CASA Partners will launch its annual fundraising campaign with a screening of the documentary “Nicky’s Family.”

The movie will be shown at 6 p.m. Monday at the Bing Crosby Theater, 901 W. Sprague Ave. Proceeds will help the organization enrich the lives of neglected and abused children in the foster care system throughout Spokane County.

The film tells the story of Englishman Nicholas Winton, who rescued 669 Jewish Czech and Slovak children just before World War II. His story went untold for 50 years, until his wife found documents and transport plans in the attic.

Mary Ann Murphy, who organized the event, said the documentary is a moving account of the rescue, as well as how thousands of people around the world have since responded to the story with their own acts of philanthropy.

“This guy had to find over 600 foster homes in Britain. He started from the same place we do,” Murphy said. “These children needed other families to take care of them because they were in danger. Seeing the need, he just did it. That reminds me of CASA Partners.”

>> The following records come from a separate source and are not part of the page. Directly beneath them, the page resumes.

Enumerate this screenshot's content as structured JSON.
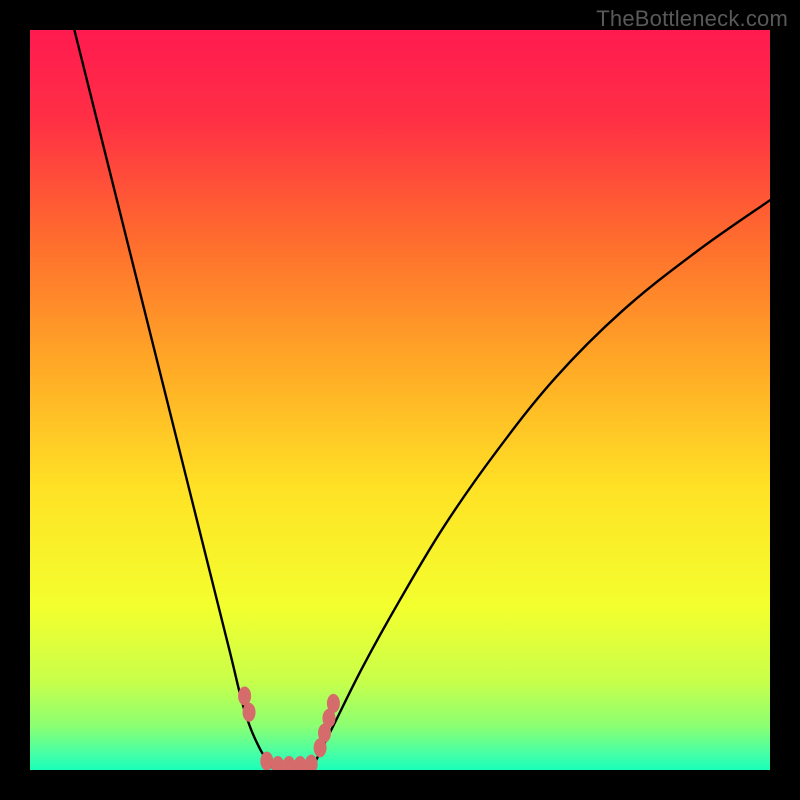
{
  "watermark": "TheBottleneck.com",
  "colors": {
    "background": "#000000",
    "watermark_text": "#595959",
    "curve": "#000000",
    "marker": "#d66b6b"
  },
  "chart_data": {
    "type": "line",
    "title": "",
    "xlabel": "",
    "ylabel": "",
    "xlim": [
      0,
      100
    ],
    "ylim": [
      0,
      100
    ],
    "grid": false,
    "legend": false,
    "background_gradient": {
      "description": "Vertical rainbow gradient: bright red at top through orange and yellow to green at bottom",
      "stops": [
        {
          "pos": 0.0,
          "color": "#ff1a4f"
        },
        {
          "pos": 0.12,
          "color": "#ff2f45"
        },
        {
          "pos": 0.28,
          "color": "#ff6b2e"
        },
        {
          "pos": 0.45,
          "color": "#ffa826"
        },
        {
          "pos": 0.62,
          "color": "#ffe225"
        },
        {
          "pos": 0.78,
          "color": "#f3ff2e"
        },
        {
          "pos": 0.88,
          "color": "#c8ff4a"
        },
        {
          "pos": 0.94,
          "color": "#8cff72"
        },
        {
          "pos": 0.98,
          "color": "#42ffa8"
        },
        {
          "pos": 1.0,
          "color": "#19ffb8"
        }
      ]
    },
    "series": [
      {
        "name": "left-branch",
        "description": "Steep V left arm descending from upper-left to valley near x≈33",
        "x": [
          6,
          9,
          12,
          15,
          18,
          21,
          24,
          27,
          29,
          31,
          33
        ],
        "y": [
          100,
          88,
          76,
          64,
          52,
          40,
          28,
          16,
          8,
          3,
          0
        ]
      },
      {
        "name": "right-branch",
        "description": "Right arm rising from valley near x≈38 with gentler curvature toward upper-right",
        "x": [
          38,
          41,
          45,
          50,
          56,
          63,
          71,
          80,
          90,
          100
        ],
        "y": [
          0,
          6,
          14,
          23,
          33,
          43,
          53,
          62,
          70,
          77
        ]
      },
      {
        "name": "valley-floor",
        "description": "Flat valley bottom between branches at y≈0",
        "x": [
          33,
          34,
          35,
          36,
          37,
          38
        ],
        "y": [
          0,
          0,
          0,
          0,
          0,
          0
        ]
      }
    ],
    "markers": {
      "name": "valley-markers",
      "description": "Salmon-colored oval markers near the valley (pairs on left descent, cluster on right ascent, and along floor)",
      "points": [
        {
          "x": 29.0,
          "y": 10.0
        },
        {
          "x": 29.6,
          "y": 7.8
        },
        {
          "x": 32.0,
          "y": 1.2
        },
        {
          "x": 33.5,
          "y": 0.6
        },
        {
          "x": 35.0,
          "y": 0.6
        },
        {
          "x": 36.5,
          "y": 0.6
        },
        {
          "x": 38.0,
          "y": 0.8
        },
        {
          "x": 39.2,
          "y": 3.0
        },
        {
          "x": 39.8,
          "y": 5.0
        },
        {
          "x": 40.4,
          "y": 7.0
        },
        {
          "x": 41.0,
          "y": 9.0
        }
      ]
    }
  }
}
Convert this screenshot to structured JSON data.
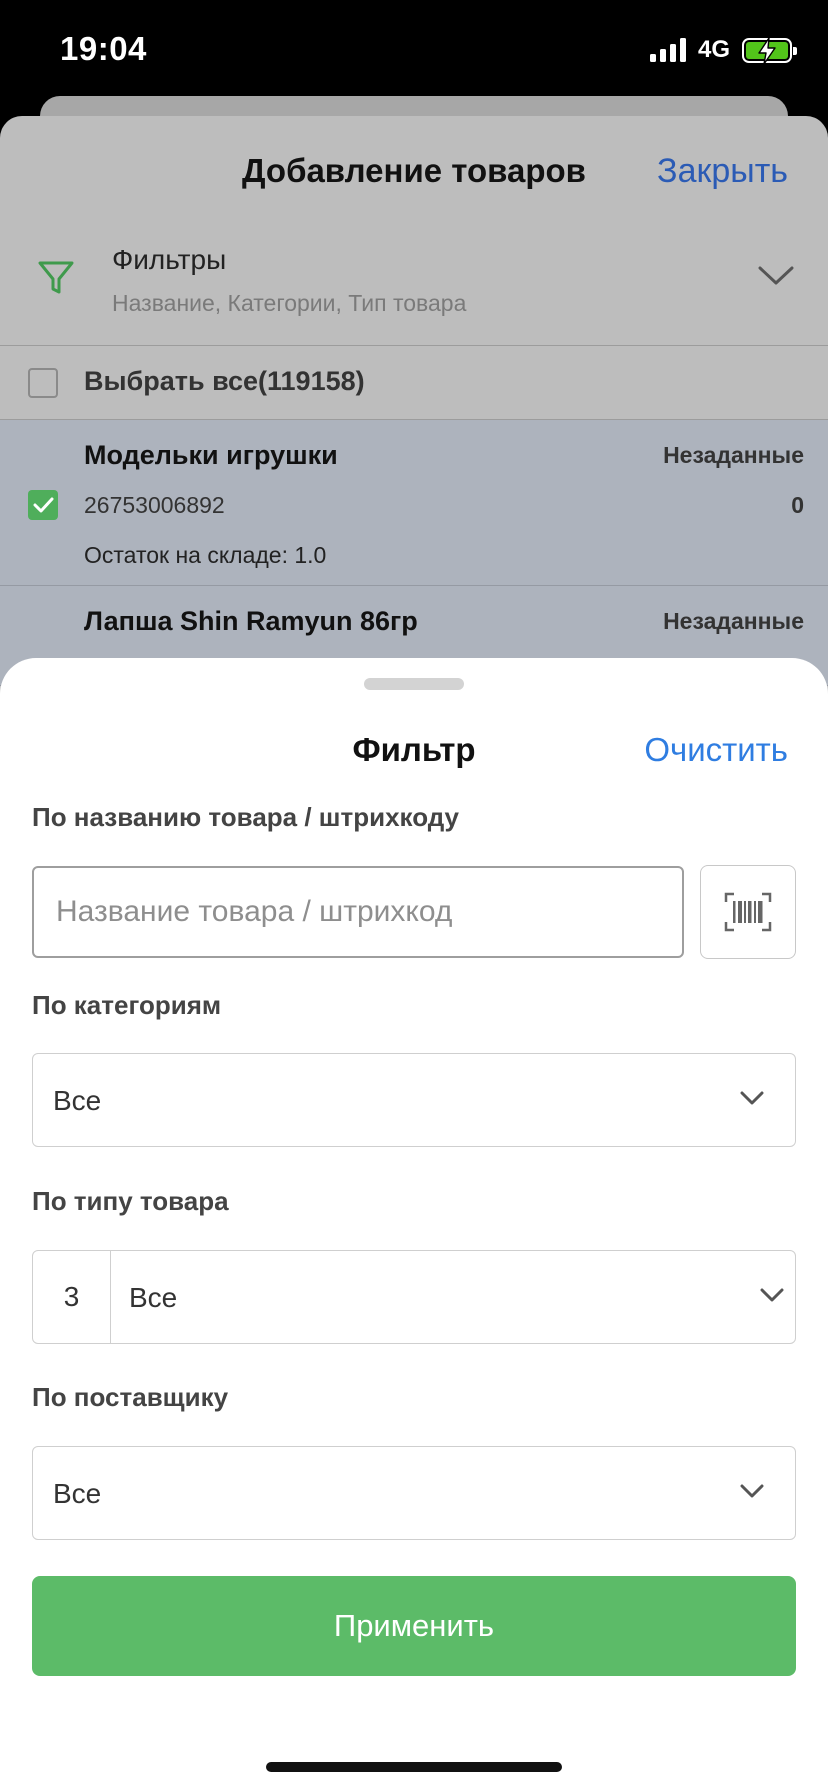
{
  "status_bar": {
    "time": "19:04",
    "network": "4G",
    "icons": [
      "signal-icon",
      "battery-charging-icon"
    ]
  },
  "background_screen": {
    "title": "Добавление товаров",
    "close_label": "Закрыть",
    "filters": {
      "title": "Фильтры",
      "subtitle": "Название, Категории, Тип товара",
      "icon": "filter-icon"
    },
    "select_all_label": "Выбрать все(119158)",
    "products": [
      {
        "name": "Модельки игрушки",
        "status": "Незаданные",
        "code": "26753006892",
        "qty": "0",
        "stock": "Остаток на складе: 1.0",
        "checked": true
      },
      {
        "name": "Лапша Shin Ramyun 86гр",
        "status": "Незаданные",
        "checked": true
      }
    ]
  },
  "filter_sheet": {
    "title": "Фильтр",
    "clear_label": "Очистить",
    "by_name": {
      "label": "По названию товара / штрихкоду",
      "placeholder": "Название товара / штрихкод",
      "value": ""
    },
    "by_category": {
      "label": "По категориям",
      "value": "Все"
    },
    "by_type": {
      "label": "По типу товара",
      "count": "3",
      "value": "Все"
    },
    "by_supplier": {
      "label": "По поставщику",
      "value": "Все"
    },
    "apply_label": "Применить"
  },
  "colors": {
    "accent_green": "#5cbb68",
    "link_blue": "#2f7de1",
    "checkbox_green": "#4fae5b"
  }
}
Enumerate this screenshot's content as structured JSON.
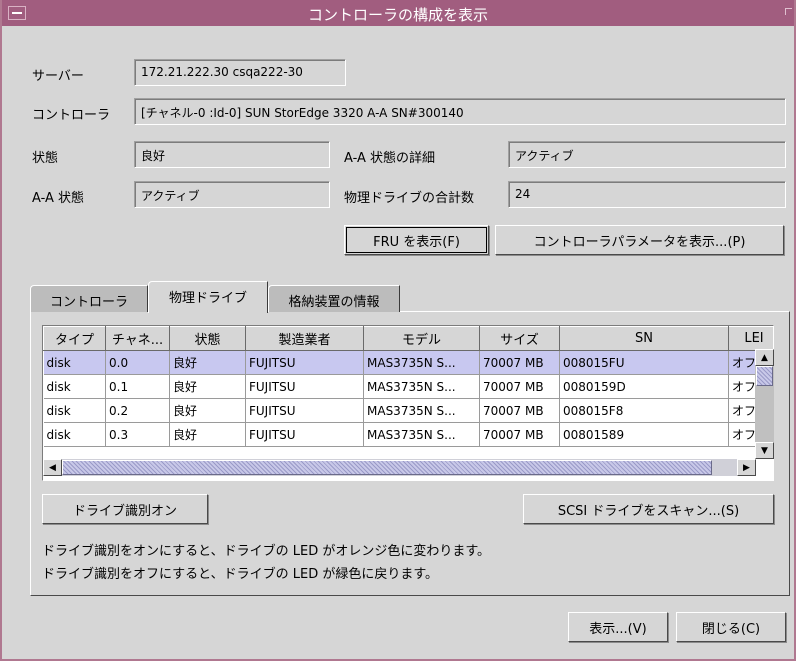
{
  "window": {
    "title": "コントローラの構成を表示"
  },
  "fields": {
    "server_label": "サーバー",
    "server_value": "172.21.222.30 csqa222-30",
    "controller_label": "コントローラ",
    "controller_value": "[チャネル-0 :Id-0] SUN StorEdge 3320 A-A SN#300140",
    "status_label": "状態",
    "status_value": "良好",
    "aa_detail_label": "A-A 状態の詳細",
    "aa_detail_value": "アクティブ",
    "aa_status_label": "A-A 状態",
    "aa_status_value": "アクティブ",
    "drive_total_label": "物理ドライブの合計数",
    "drive_total_value": "24"
  },
  "buttons": {
    "show_fru": "FRU を表示(F)",
    "show_ctrl_params": "コントローラパラメータを表示...(P)",
    "drive_identify_on": "ドライブ識別オン",
    "scan_scsi": "SCSI ドライブをスキャン...(S)",
    "view": "表示...(V)",
    "close": "閉じる(C)"
  },
  "tabs": [
    {
      "label": "コントローラ"
    },
    {
      "label": "物理ドライブ"
    },
    {
      "label": "格納装置の情報"
    }
  ],
  "table": {
    "columns": [
      "タイプ",
      "チャネ...",
      "状態",
      "製造業者",
      "モデル",
      "サイズ",
      "SN",
      "LEI"
    ],
    "rows": [
      [
        "disk",
        "0.0",
        "良好",
        "FUJITSU",
        "MAS3735N S...",
        "70007 MB",
        "008015FU",
        "オフ"
      ],
      [
        "disk",
        "0.1",
        "良好",
        "FUJITSU",
        "MAS3735N S...",
        "70007 MB",
        "0080159D",
        "オフ"
      ],
      [
        "disk",
        "0.2",
        "良好",
        "FUJITSU",
        "MAS3735N S...",
        "70007 MB",
        "008015F8",
        "オフ"
      ],
      [
        "disk",
        "0.3",
        "良好",
        "FUJITSU",
        "MAS3735N S...",
        "70007 MB",
        "00801589",
        "オフ"
      ]
    ],
    "selected_row": 0
  },
  "notes": [
    "ドライブ識別をオンにすると、ドライブの LED がオレンジ色に変わります。",
    "ドライブ識別をオフにすると、ドライブの LED が緑色に戻ります。"
  ],
  "icons": {
    "window_menu": "window-menu-icon",
    "maximize": "maximize-icon",
    "scroll_up": "arrow-up-icon",
    "scroll_down": "arrow-down-icon",
    "scroll_left": "arrow-left-icon",
    "scroll_right": "arrow-right-icon"
  },
  "colors": {
    "titlebar": "#a15d7f",
    "selection": "#c8c8f0",
    "dialog_bg": "#d6d6d6"
  }
}
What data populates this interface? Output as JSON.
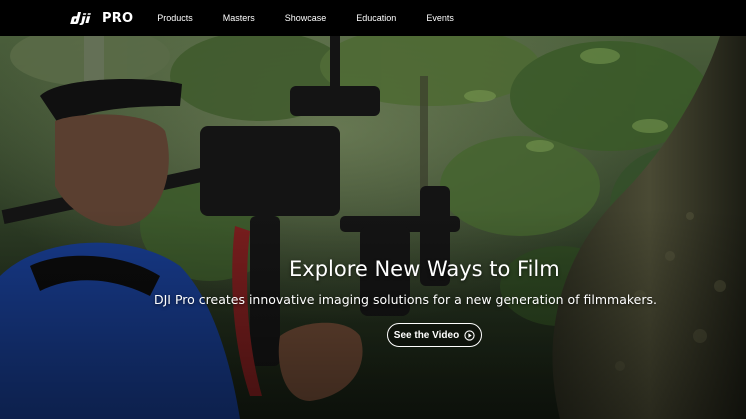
{
  "header": {
    "brand_text": "PRO",
    "logo_icon": "dji-logo-icon",
    "nav": [
      {
        "label": "Products"
      },
      {
        "label": "Masters"
      },
      {
        "label": "Showcase"
      },
      {
        "label": "Education"
      },
      {
        "label": "Events"
      }
    ]
  },
  "hero": {
    "title": "Explore New Ways to Film",
    "subtitle": "DJI Pro creates innovative imaging solutions for a new generation of filmmakers.",
    "button_label": "See the Video",
    "button_icon": "play-circle-icon"
  },
  "colors": {
    "header_bg": "#000000",
    "text": "#ffffff",
    "foliage": "#3f5a2c"
  }
}
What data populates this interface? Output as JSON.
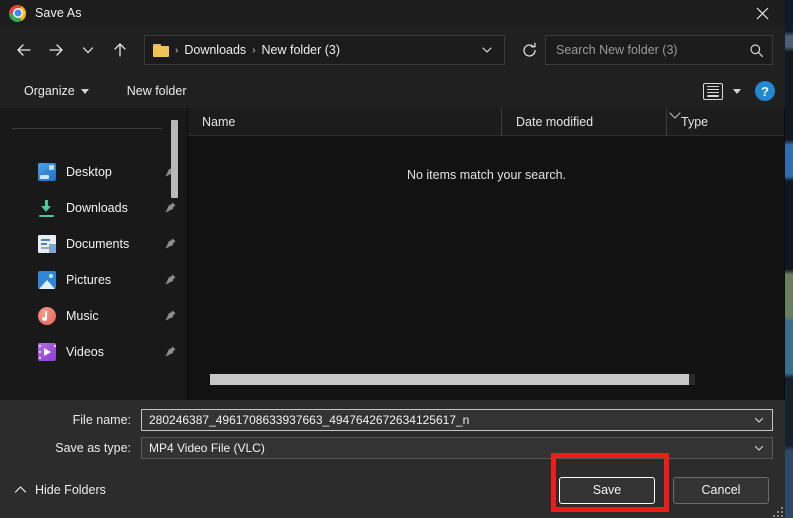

CASA Partners began in 1997 when a group of court appointed special advocate volunteers decided area foster children needed some of the simple pleasures of a normal childhood amid difficult and traumatic circumstances.

“We decided that there was more out in the community that needed to be done for children in foster care. … We do believe all children have the right to a safe and happy life,” said President Camilla Tilford, describing how they launched three projects, the Bee Kind Garden, Needs from the Heart and My Bag.

Each summer at the Bee Kind Garden about 40 foster children interact with nature and individual volunteers in a nurturing environment designed to build trust and confidence. While they care for plants and animals and participate in projects, they are loved and nurtured with the one-on-one attention children crave.

Throughout the year, Needs from the Heart funds specific requests for foster children, such as paying for music lessons or purchasing a yearbook.

“The state can’t buy things like that, but it can make all the difference in the children’s self-esteem,” Murphy said. This year the project gave out almost $15,000 to answer the wishes of 146 foster children.

Similarly, the My Bag project sends the message that foster children are valued. It provides a new backpack or duffle bag with age appropriate school supplies, toiletries, blanket and stuffed animal to all area children when they enter foster care.

“When children are removed they don’t get to take very many belongings, if any,” Tilford said. “Before we started this program the kids were called “garbage bag kids” because they had to move their belongings in a garbage bag.”

That label went away with the My Bag project, and Tilford said they expect to have provided 600 to 800 filled backpacks by the end of the year. “That figure has gone up,” she said. “This year there have been more children ending up in dependency.”

To supplement My Bag, CASA Partners has a fourth project. Each fall My School Bag provides school supplies and a new outfit for state dependent-children before school starts, with 270 children benefitting this year.

“It says your community still cares about you,” said Murphy of the projects. “Your parents may not be able to give you everything you need, but your community cares about you.”

In the past, CASA Partners has funded these projects through an annual donor letter, but last year that campaign funded only half of its $100,000 operating budget.

“We, as all nonprofits, are struggling for funds. We have been almost all volunteer. We have one part-time employee. … We are finding it difficult to raise that (money) to continue our projects,” Tilford said.

Murphy said the organization aims to raise $60,000 by the end of the year, with the film screening kicking off fundraising efforts.

“I hope that it is an enjoyable evening and that it inspires people to a higher level of philanthropy in their lives, whether that is toward CASA Partners or somewhere else,” Murphy said. “Spokane is the kind of town where people look out for each other. … I want the night to be the beginning of some great ideas that will enrich our community, especially our sense of caring for each other.”